Liberal Democrat MP Tom Brake agreed that Rees-Evans was “openly copying the gutter politics of the BNP”.

He told the Guardian: “This is implicitly telling dual-nationals, who have made Britain their home, that they’re not welcome and should be encouraged to leave the country. At a time when far-right nationalism is on the rise in the US, we need to make absolutely clear that this toxic brand of politics has no place in Britain.”

Images: Rex Features

Related

heather-heyer-mother-memorial-service-speech-susan-bro.jpg

Mother of Charlottesville victim gives passionate memorial speech

rexfeatures_8998838ap.jpg

People are furious about Trump’s response to the Barcelona attack

oke.jpg

Are black girls being forced to grow up too fast?

More

Andy Murray defends female tennis players – again

Once more proving himself a feminist ally

by Susan Devaney
19 Sep 2017

All the best A-list Instagrams from the week so far

From Sienna Miller’s backstage abode to Poppy Delevingne’s new look

by Nicola Colyer
19 Sep 2017

Hillary Clinton tweets a killer comeback to Donald Trump – again

After he shares a GIF of himself hitting her with a golf ball

by Susan Devaney
18 Sep 2017

Gossip Girl fans, this is who was originally set to play Serena

Things would have been VERY different…

by Kayleigh Dray
18 Sep 2017

You have to read Lena Waithe’s awe-inspiring Emmy acceptance speech

The Master of None star is the first black woman to win an Emmy for comedy writing

by Moya Crockett
18 Sep 2017

This is what got bleeped out of Elisabeth Moss’ acceptance speech

It’s a sentiment worth sharing…

by Kayleigh Dray
18 Sep 2017

Nicole Kidman takes a stand against domestic violence at 2017 Emmys

“It is a complicated, insidious disease... and it exists far more than we allow ourselves to know”

by Kayleigh Dray
18 Sep 2017

The best A-list Instagrams from the week so far

From Chrissy Teigen’s anniversary celebrations to Victoria Beckham’s girls’ night out

by Nicola Colyer
15 Sep 2017

You need to watch this video of Judi Dench rapping with Lethal Bizzle

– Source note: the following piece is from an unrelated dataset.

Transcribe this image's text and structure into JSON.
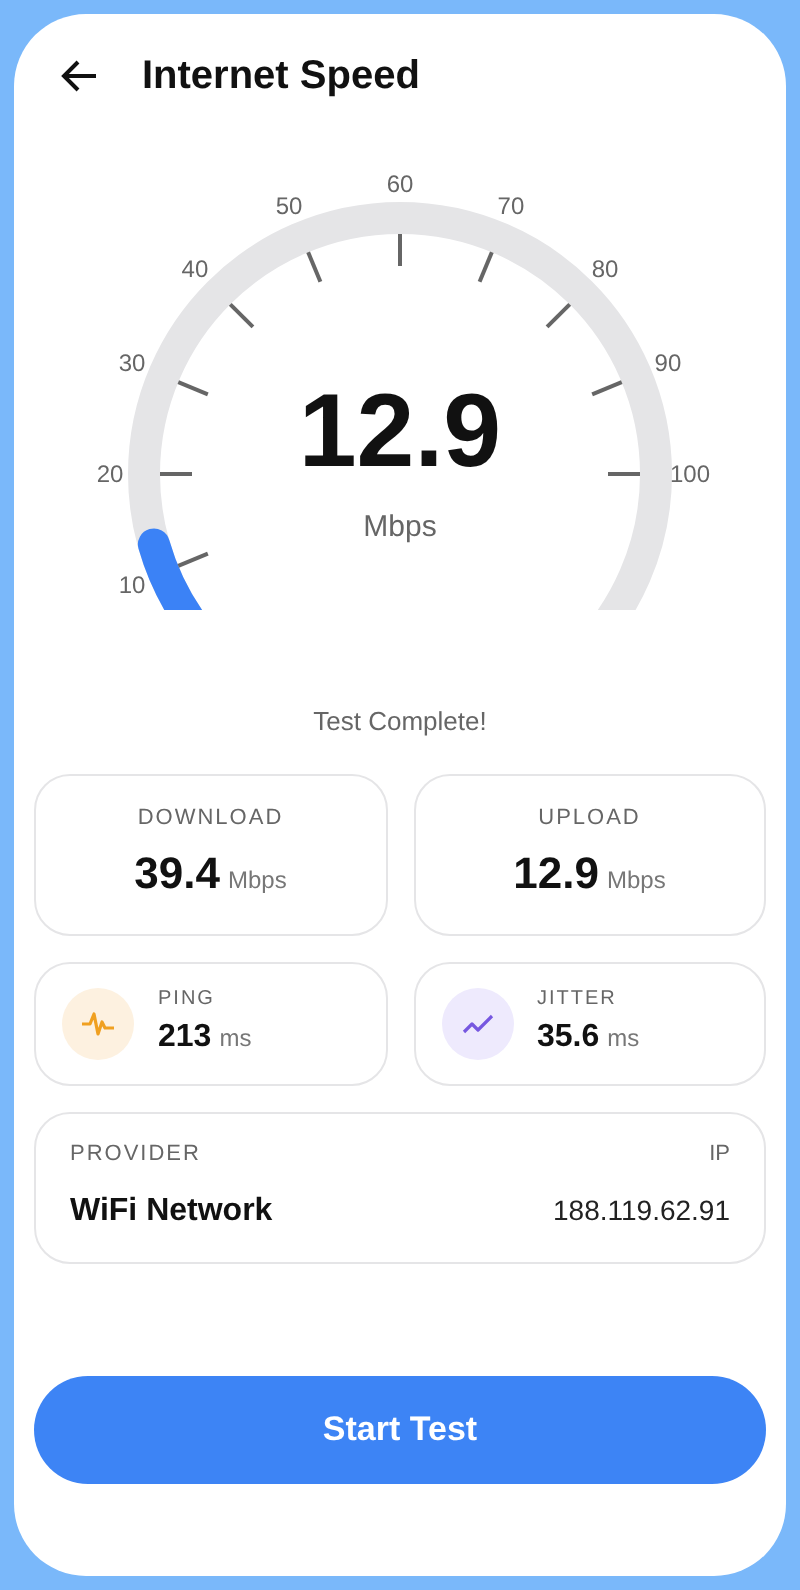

It’s Judi Dizzle and Lethal Bizzle.

by Moya Crockett
15 Sep 2017

Jennifer Aniston is planning a brand-new career

And it's definitely unexpected

by Sarah Biddlecombe
15 Sep 2017